Why White? Won't They Get Ruined?
Sure, white sneakers are more susceptible to staining, but all sneakers deteroriate faster than boots or hard-bottomed dress shoes. It's a matter of construction, and while there are sneakers out there that are as durable as work boots — see: Feit's resoleable rubber runners — the sneakers you're probably buying have a short lifespan if you plan to wear them more than every once in a while (i.e. from two or three times a week to everyday).
White sneakers are supposed to get ruined — or, at the very least, show signs of regular wear. I'm not saying you should be wearing a pair of "cooked" Air Force Ones to work, but you shouldn't stress over scuffs, scrapes or discoloration. Stains — like food drippings, coffee droplets or bolded boot marks from when you stepped into someone else's path — should be treated as soon as possible though.
How to Clean Your White Sneakers
How you clean your white sneakers will depend on what they're made from. If they're leather, a magic eraser and leather cleaner will clear even stuck-on mud and other muck. If they're suede, there are tools designed specifically to treat suede — and always without water. If they're made from fabrics like canvas or mesh), they can be spot-treated and tossed in the washing machine (but ideally in a washable bag so they don't bounce around). Woolen sneakers, say ones from Allbirds, can be thrown in the wash too.
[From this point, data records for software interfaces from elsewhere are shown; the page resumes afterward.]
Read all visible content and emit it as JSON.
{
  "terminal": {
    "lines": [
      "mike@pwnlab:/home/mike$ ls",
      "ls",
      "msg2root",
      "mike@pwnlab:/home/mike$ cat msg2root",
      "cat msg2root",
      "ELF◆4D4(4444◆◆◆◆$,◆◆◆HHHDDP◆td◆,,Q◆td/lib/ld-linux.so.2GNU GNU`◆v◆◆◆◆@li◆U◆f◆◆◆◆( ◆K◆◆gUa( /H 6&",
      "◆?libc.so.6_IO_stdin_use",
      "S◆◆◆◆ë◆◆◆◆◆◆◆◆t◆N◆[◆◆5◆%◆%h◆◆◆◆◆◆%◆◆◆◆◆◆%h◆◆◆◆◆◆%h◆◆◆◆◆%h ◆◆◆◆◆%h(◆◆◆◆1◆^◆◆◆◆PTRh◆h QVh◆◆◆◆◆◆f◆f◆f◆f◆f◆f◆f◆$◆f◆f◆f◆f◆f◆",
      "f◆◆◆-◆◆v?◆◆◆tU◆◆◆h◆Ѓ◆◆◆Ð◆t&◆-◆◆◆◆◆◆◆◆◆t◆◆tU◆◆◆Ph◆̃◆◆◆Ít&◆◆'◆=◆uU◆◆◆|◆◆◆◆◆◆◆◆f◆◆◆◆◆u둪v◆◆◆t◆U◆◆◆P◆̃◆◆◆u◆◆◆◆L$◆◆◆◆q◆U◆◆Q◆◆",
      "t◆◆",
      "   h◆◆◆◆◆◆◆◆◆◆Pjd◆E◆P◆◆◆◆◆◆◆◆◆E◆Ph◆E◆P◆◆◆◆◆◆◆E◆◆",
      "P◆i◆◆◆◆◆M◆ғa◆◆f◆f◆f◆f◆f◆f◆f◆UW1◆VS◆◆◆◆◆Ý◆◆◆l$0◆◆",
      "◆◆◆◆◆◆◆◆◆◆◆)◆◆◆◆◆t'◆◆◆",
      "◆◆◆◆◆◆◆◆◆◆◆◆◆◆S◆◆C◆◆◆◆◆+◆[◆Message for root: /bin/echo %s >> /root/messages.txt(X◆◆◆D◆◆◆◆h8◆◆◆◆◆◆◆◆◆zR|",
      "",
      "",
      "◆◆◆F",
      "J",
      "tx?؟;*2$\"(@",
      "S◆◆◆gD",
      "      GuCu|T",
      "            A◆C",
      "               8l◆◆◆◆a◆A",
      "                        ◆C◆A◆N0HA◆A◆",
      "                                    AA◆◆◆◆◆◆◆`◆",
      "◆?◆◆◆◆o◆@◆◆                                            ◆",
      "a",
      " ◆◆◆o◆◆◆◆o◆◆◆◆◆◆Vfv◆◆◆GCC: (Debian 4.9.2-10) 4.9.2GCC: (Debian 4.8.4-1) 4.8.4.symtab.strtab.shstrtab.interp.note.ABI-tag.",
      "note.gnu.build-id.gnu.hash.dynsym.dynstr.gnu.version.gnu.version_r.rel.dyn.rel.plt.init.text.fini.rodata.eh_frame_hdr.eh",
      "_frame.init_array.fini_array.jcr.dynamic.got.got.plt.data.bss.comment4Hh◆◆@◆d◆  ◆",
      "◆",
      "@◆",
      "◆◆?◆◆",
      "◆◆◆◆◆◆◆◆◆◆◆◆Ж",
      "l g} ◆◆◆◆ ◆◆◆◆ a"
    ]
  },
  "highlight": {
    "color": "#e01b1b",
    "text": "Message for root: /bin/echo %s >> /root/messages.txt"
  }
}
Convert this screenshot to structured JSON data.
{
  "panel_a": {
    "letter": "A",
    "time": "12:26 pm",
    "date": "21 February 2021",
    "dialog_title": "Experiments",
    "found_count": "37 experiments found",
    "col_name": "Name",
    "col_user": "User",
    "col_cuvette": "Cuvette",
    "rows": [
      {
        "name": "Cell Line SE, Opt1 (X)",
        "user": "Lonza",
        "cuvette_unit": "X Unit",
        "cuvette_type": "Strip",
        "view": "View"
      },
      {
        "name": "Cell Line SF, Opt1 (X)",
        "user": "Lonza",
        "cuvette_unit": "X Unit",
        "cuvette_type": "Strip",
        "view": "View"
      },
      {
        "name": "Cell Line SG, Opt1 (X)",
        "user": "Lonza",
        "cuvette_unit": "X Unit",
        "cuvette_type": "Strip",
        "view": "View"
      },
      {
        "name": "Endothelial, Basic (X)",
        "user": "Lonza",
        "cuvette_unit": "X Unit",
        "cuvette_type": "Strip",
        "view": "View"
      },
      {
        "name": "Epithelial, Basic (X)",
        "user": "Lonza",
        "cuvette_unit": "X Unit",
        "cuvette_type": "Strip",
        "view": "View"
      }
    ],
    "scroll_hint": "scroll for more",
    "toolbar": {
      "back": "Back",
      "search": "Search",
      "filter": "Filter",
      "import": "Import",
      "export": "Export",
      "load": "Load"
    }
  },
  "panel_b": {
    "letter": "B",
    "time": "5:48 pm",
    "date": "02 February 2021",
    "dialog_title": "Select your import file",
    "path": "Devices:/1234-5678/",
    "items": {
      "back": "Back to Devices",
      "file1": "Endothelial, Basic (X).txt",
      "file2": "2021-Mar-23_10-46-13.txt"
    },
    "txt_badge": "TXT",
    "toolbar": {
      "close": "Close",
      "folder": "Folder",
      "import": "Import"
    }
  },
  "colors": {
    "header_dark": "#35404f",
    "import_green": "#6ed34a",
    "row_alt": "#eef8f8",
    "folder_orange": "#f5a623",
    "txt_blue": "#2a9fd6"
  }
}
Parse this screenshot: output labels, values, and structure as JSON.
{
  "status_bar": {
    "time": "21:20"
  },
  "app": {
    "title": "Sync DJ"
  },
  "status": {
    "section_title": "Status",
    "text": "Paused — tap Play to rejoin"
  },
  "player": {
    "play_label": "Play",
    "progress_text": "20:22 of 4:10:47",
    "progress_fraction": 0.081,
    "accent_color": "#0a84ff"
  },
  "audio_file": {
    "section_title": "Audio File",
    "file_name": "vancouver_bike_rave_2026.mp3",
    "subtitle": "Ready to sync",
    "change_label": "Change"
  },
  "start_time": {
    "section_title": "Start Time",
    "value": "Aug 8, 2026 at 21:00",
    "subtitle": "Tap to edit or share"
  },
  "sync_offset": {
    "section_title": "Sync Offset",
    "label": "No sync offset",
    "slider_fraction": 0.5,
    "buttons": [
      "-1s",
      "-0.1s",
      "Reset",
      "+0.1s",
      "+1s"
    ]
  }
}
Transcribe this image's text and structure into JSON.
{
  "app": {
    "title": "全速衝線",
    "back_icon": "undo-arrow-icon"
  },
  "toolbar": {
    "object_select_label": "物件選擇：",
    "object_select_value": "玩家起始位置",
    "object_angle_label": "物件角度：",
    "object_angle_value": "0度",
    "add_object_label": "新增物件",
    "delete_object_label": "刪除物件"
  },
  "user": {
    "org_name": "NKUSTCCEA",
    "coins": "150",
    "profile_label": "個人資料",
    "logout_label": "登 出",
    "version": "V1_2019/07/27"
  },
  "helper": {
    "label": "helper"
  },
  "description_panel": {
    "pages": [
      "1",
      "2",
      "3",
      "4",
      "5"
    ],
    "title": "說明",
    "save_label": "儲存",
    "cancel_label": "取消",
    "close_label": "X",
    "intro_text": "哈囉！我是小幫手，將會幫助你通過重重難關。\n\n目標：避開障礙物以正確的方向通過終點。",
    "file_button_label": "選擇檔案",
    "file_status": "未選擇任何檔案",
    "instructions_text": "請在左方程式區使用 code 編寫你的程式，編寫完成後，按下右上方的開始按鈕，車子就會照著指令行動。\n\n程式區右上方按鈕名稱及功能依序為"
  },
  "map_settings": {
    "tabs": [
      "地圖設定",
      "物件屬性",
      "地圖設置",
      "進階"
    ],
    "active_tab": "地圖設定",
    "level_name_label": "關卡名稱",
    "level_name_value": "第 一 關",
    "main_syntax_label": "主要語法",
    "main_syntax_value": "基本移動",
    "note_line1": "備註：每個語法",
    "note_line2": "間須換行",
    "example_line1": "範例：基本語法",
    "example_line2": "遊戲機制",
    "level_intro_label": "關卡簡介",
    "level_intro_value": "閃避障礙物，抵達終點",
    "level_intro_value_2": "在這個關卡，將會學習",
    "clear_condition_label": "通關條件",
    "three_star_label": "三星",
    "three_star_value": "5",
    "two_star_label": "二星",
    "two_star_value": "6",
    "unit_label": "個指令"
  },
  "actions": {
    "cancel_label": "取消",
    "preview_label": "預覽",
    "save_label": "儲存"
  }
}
But wool is a delicate fabric. It's best to check with the manufacturer to be sure they can withstand a wash cycle.